→ Activity
Among the lines of the data, copy those that hold "true".

→ Recorded data
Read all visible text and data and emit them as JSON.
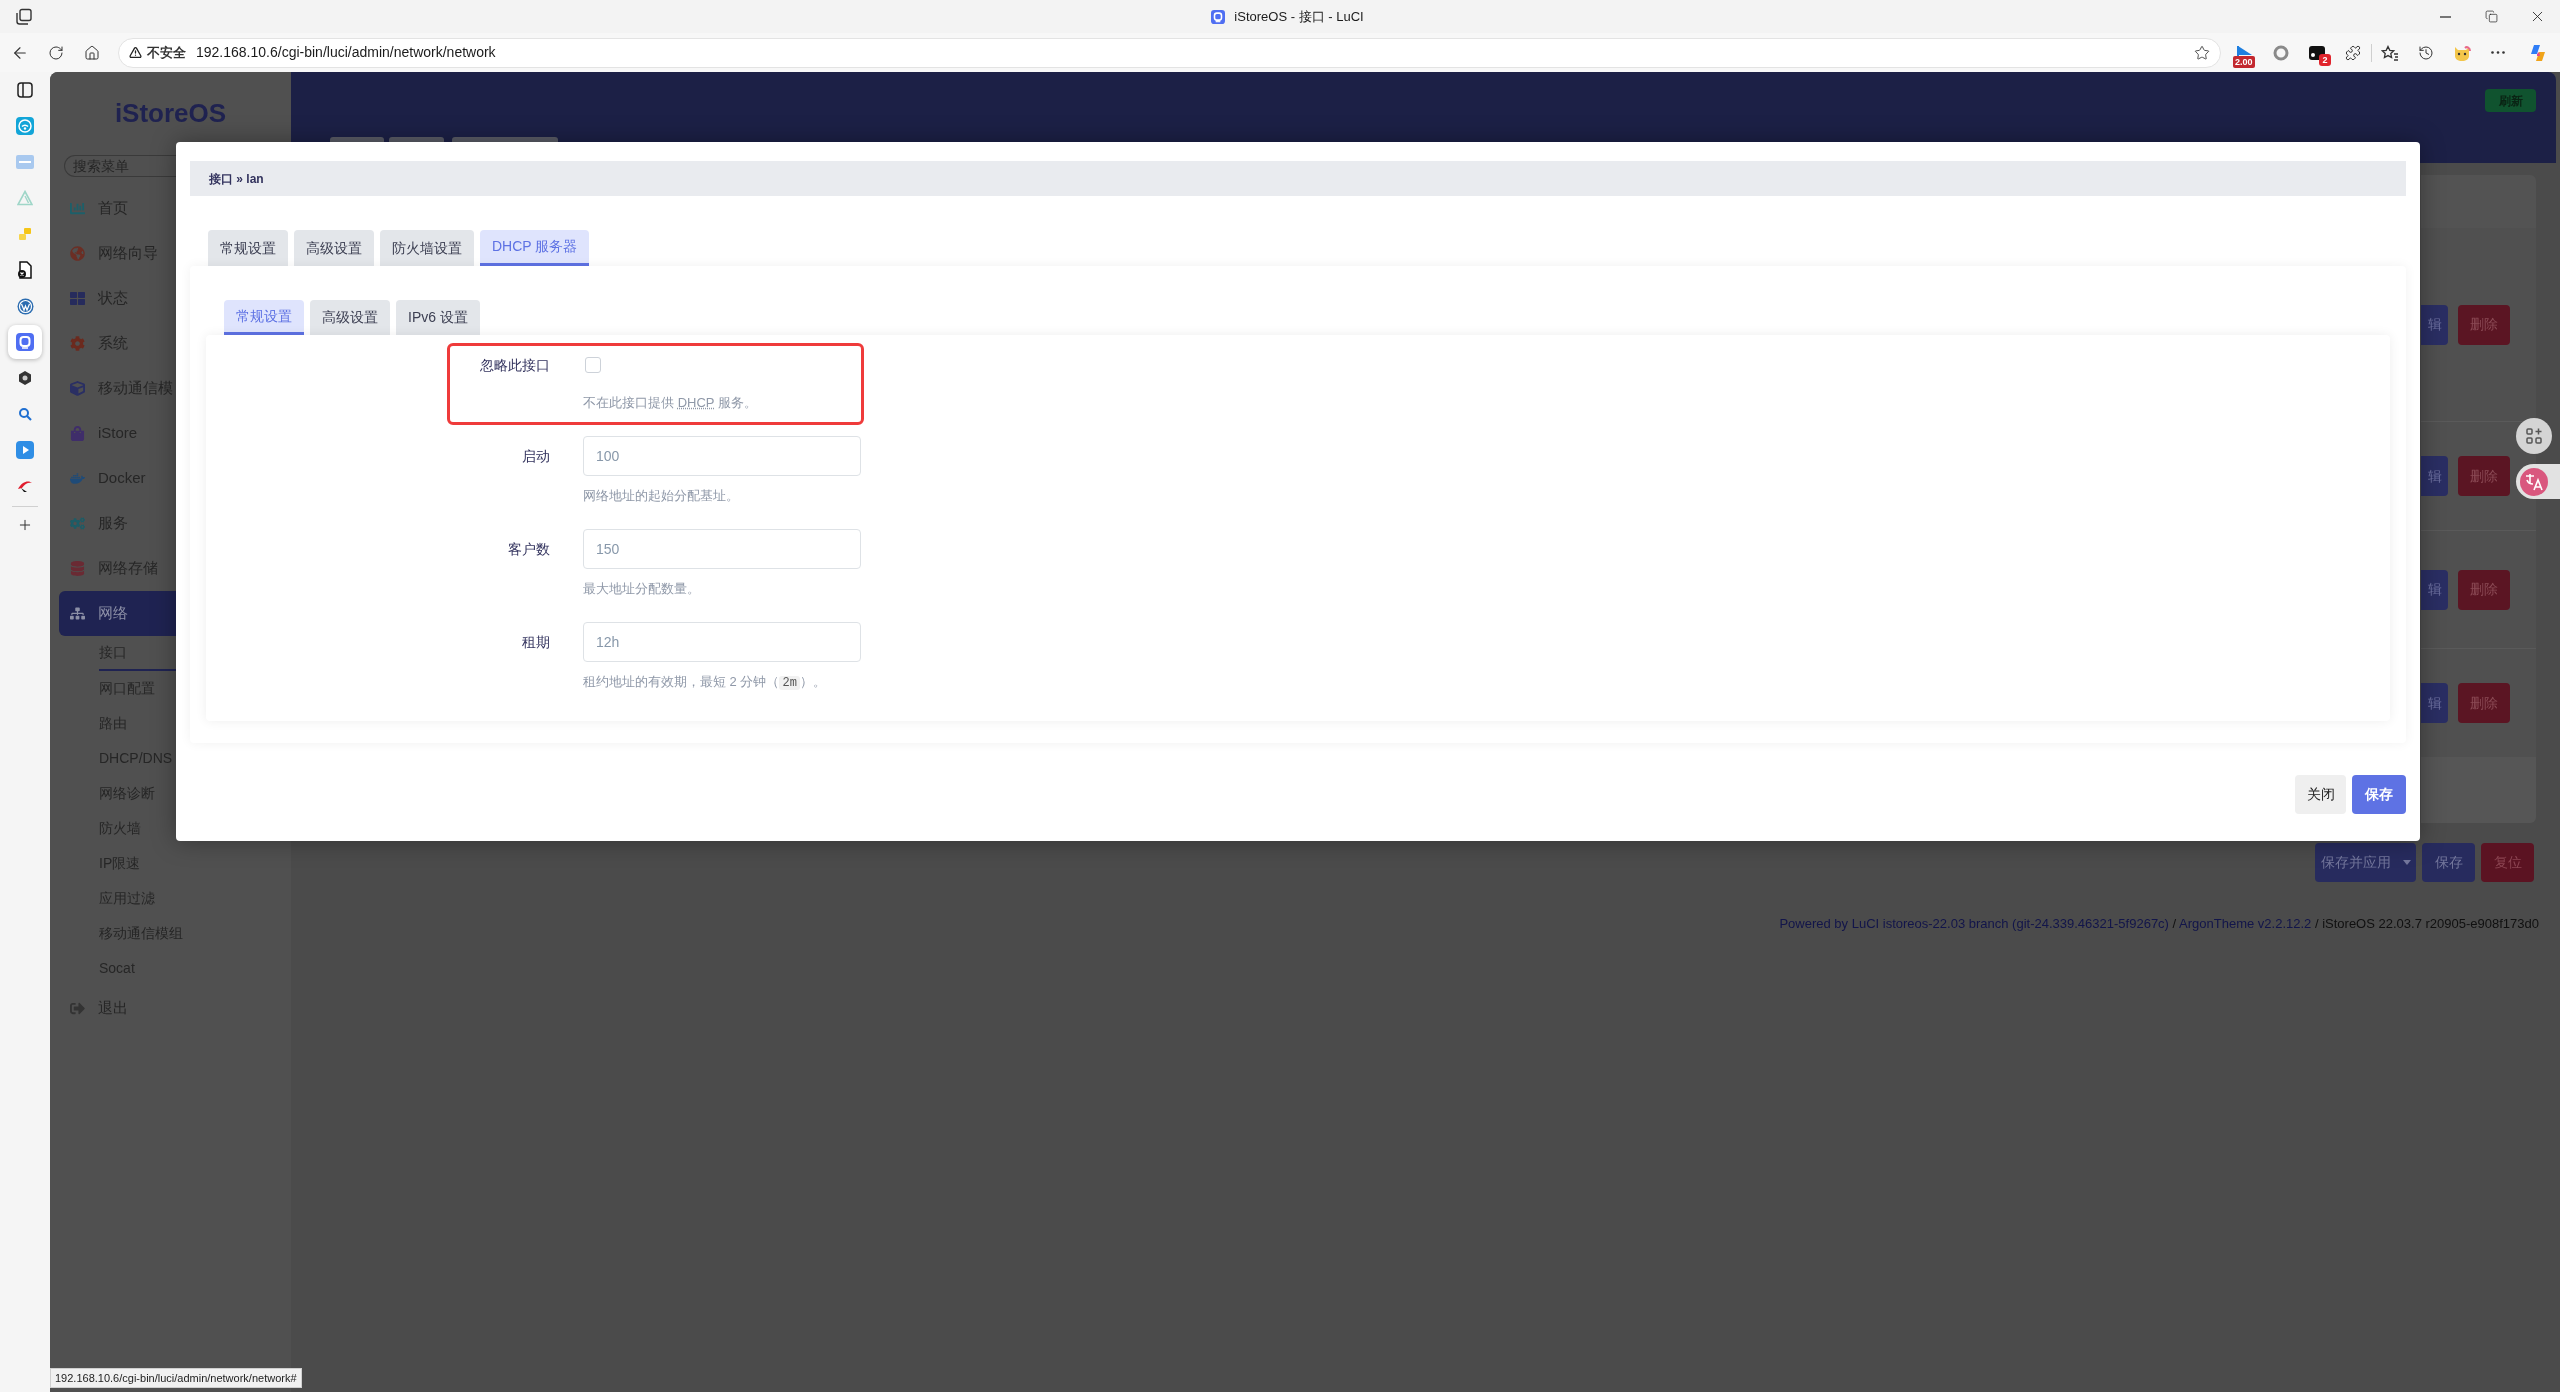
{
  "browser": {
    "title": "iStoreOS - 接口 - LuCI",
    "security_label": "不安全",
    "url": "192.168.10.6/cgi-bin/luci/admin/network/network",
    "badges": [
      "2.00",
      "2"
    ],
    "status_url": "192.168.10.6/cgi-bin/luci/admin/network/network#"
  },
  "sidebar_apps": [
    {
      "selected": false
    },
    {
      "selected": false
    },
    {
      "selected": false
    },
    {
      "selected": false
    },
    {
      "selected": false
    },
    {
      "selected": false
    },
    {
      "selected": false
    },
    {
      "selected": true
    },
    {
      "selected": false
    },
    {
      "selected": false
    },
    {
      "selected": false
    },
    {
      "selected": false
    }
  ],
  "luci": {
    "logo": "iStoreOS",
    "search": {
      "placeholder": "搜索菜单"
    },
    "menu": [
      {
        "label": "首页",
        "selected": false
      },
      {
        "label": "网络向导",
        "selected": false
      },
      {
        "label": "状态",
        "selected": false
      },
      {
        "label": "系统",
        "selected": false
      },
      {
        "label": "移动通信模",
        "selected": false
      },
      {
        "label": "iStore",
        "selected": false
      },
      {
        "label": "Docker",
        "selected": false
      },
      {
        "label": "服务",
        "selected": false
      },
      {
        "label": "网络存储",
        "selected": false
      },
      {
        "label": "网络",
        "selected": true,
        "children": [
          {
            "label": "接口",
            "selected": true
          },
          {
            "label": "网口配置",
            "selected": false
          },
          {
            "label": "路由",
            "selected": false
          },
          {
            "label": "DHCP/DNS",
            "selected": false
          },
          {
            "label": "网络诊断",
            "selected": false
          },
          {
            "label": "防火墙",
            "selected": false
          },
          {
            "label": "IP限速",
            "selected": false
          },
          {
            "label": "应用过滤",
            "selected": false
          },
          {
            "label": "移动通信模组",
            "selected": false
          },
          {
            "label": "Socat",
            "selected": false
          }
        ]
      },
      {
        "label": "退出",
        "selected": false
      }
    ],
    "refresh_button": "刷新",
    "interfaces": [
      {
        "edit": "辑",
        "delete": "删除"
      },
      {
        "edit": "辑",
        "delete": "删除"
      },
      {
        "edit": "辑",
        "delete": "删除"
      },
      {
        "edit": "辑",
        "delete": "删除"
      }
    ],
    "actions": [
      {
        "label": "保存并应用",
        "kind": "dropdown"
      },
      {
        "label": "保存",
        "kind": "primary"
      },
      {
        "label": "复位",
        "kind": "danger"
      }
    ],
    "footer": [
      {
        "text": "Powered by LuCI istoreos-22.03 branch (git-24.339.46321-5f9267c)",
        "link": true
      },
      {
        "text": " / ",
        "link": false
      },
      {
        "text": "ArgonTheme v2.2.12.2",
        "link": true
      },
      {
        "text": " / iStoreOS 22.03.7 r20905-e908f173d0",
        "link": false
      }
    ]
  },
  "dialog": {
    "breadcrumb": "接口 » lan",
    "tabs": [
      {
        "label": "常规设置",
        "selected": false
      },
      {
        "label": "高级设置",
        "selected": false
      },
      {
        "label": "防火墙设置",
        "selected": false
      },
      {
        "label": "DHCP 服务器",
        "selected": true
      }
    ],
    "subtabs": [
      {
        "label": "常规设置",
        "selected": true
      },
      {
        "label": "高级设置",
        "selected": false
      },
      {
        "label": "IPv6 设置",
        "selected": false
      }
    ],
    "fields": [
      {
        "kind": "checkbox",
        "label": "忽略此接口",
        "checked": false,
        "highlighted": true,
        "description": [
          {
            "text": "不在此接口提供 ",
            "kind": "plain"
          },
          {
            "text": "DHCP",
            "kind": "abbr"
          },
          {
            "text": " 服务。",
            "kind": "plain"
          }
        ]
      },
      {
        "kind": "text",
        "label": "启动",
        "value": "100",
        "highlighted": false,
        "description": [
          {
            "text": "网络地址的起始分配基址。",
            "kind": "plain"
          }
        ]
      },
      {
        "kind": "text",
        "label": "客户数",
        "value": "150",
        "highlighted": false,
        "description": [
          {
            "text": "最大地址分配数量。",
            "kind": "plain"
          }
        ]
      },
      {
        "kind": "text",
        "label": "租期",
        "value": "12h",
        "highlighted": false,
        "description": [
          {
            "text": "租约地址的有效期，最短 2 分钟（",
            "kind": "plain"
          },
          {
            "text": "2m",
            "kind": "code"
          },
          {
            "text": "）。",
            "kind": "plain"
          }
        ]
      }
    ],
    "buttons": [
      {
        "label": "关闭",
        "kind": "secondary"
      },
      {
        "label": "保存",
        "kind": "primary"
      }
    ]
  }
}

→ Answer for this exercise
      "selected": true
        "selected": true,
            "selected": true
        "link": true
        "link": true
        "selected": true
        "selected": true
        "highlighted": true,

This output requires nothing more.